Britain’s intensive chicken production has created an ideal environment for pandemic-level disease, according to a new report published by animal welfare charity Open Cages and scientists from the Mayo Clinic and University of Winchester.  The report, called “A British Pandemic: The Cruelty and Danger of Supermarket Chicken,” cites scientific literature to argue that “cheap” chicken is leading to a “catastrophic” pandemic, and that the United Kingdom’s major supermarkets are to blame. A comparison of British supermarkets found that none of the major stores (such as Tesco, Co-op, and Sainsbury’s) have taken steps to address the issue, with the exception of Waitrose and Marks & Spencer, both of which have signed the Better Chicken Commitment to support higher welfare initiatives to be met by 2026. 

“The findings of this report are alarming,” Open Cages CEO Connor Jackson said. “For years we have been trying to work with British supermarkets to address the unacceptable cruelty in their chicken supply chain. But now, with the concerns of leading public health scientists, we cannot escape the fact that it is not only animals who will pay the price for their inaction.”

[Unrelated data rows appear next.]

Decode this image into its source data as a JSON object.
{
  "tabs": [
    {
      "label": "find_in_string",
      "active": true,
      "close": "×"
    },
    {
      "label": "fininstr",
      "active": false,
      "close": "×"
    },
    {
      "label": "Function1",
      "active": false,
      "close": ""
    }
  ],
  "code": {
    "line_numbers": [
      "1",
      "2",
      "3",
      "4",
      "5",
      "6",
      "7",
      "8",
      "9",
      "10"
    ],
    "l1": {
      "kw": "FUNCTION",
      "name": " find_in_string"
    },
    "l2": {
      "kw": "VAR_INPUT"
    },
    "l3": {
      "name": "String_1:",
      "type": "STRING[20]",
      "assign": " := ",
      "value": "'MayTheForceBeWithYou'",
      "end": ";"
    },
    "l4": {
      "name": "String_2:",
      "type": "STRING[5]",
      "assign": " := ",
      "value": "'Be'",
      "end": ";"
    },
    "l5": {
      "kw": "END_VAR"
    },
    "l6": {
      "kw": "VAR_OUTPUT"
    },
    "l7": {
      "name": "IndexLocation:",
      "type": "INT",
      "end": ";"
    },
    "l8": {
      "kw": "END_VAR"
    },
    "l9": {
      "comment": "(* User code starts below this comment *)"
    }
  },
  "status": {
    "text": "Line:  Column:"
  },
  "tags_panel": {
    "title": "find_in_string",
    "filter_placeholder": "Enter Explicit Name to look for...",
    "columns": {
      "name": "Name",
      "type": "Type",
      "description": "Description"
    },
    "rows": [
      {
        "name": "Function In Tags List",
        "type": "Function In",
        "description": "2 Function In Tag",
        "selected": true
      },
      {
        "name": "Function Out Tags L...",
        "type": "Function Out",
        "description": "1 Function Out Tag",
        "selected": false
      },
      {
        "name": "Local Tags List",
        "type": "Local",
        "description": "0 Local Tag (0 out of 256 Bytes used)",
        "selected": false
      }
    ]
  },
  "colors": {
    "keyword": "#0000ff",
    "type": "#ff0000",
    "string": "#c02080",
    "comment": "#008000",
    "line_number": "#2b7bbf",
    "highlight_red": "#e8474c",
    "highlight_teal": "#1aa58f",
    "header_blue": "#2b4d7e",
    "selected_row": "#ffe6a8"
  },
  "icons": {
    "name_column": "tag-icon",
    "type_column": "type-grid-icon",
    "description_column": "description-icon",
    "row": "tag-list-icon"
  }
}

The report suggests that the fundamental causes of these zoonotic diseases are intensive farming practices such as breeding for rapid growth and overcrowding. Major British retailers like Tesco, Co-op, and Sainsbury’s choose intensive practices to keep prices low.

Thousands of people worldwide died from the 2009 Swine Flu (H1N1), a virus traced back to an intensive pig farm. If these diseases develop even higher pathogenicity, like the 2002-3 SARS epidemic, the consequences could be “even more devastating.” With bird flu outbreaks emerging consistently across the UK, all it takes is for one flock virus to gain high transmissibility and for one human to catch it to wreak havoc on the British population. 

“From single use plastics to monkey labor, Supermarkets have shown that they can make responsible progress in the face of new information,” Jackson said. “But with every day that they fail to sign the Better Chicken Commitment, the safety of the British people and the animals under our care remain in danger. Not all retailers will take heed of this report’s warnings, so it will be crucial to see which ones do.”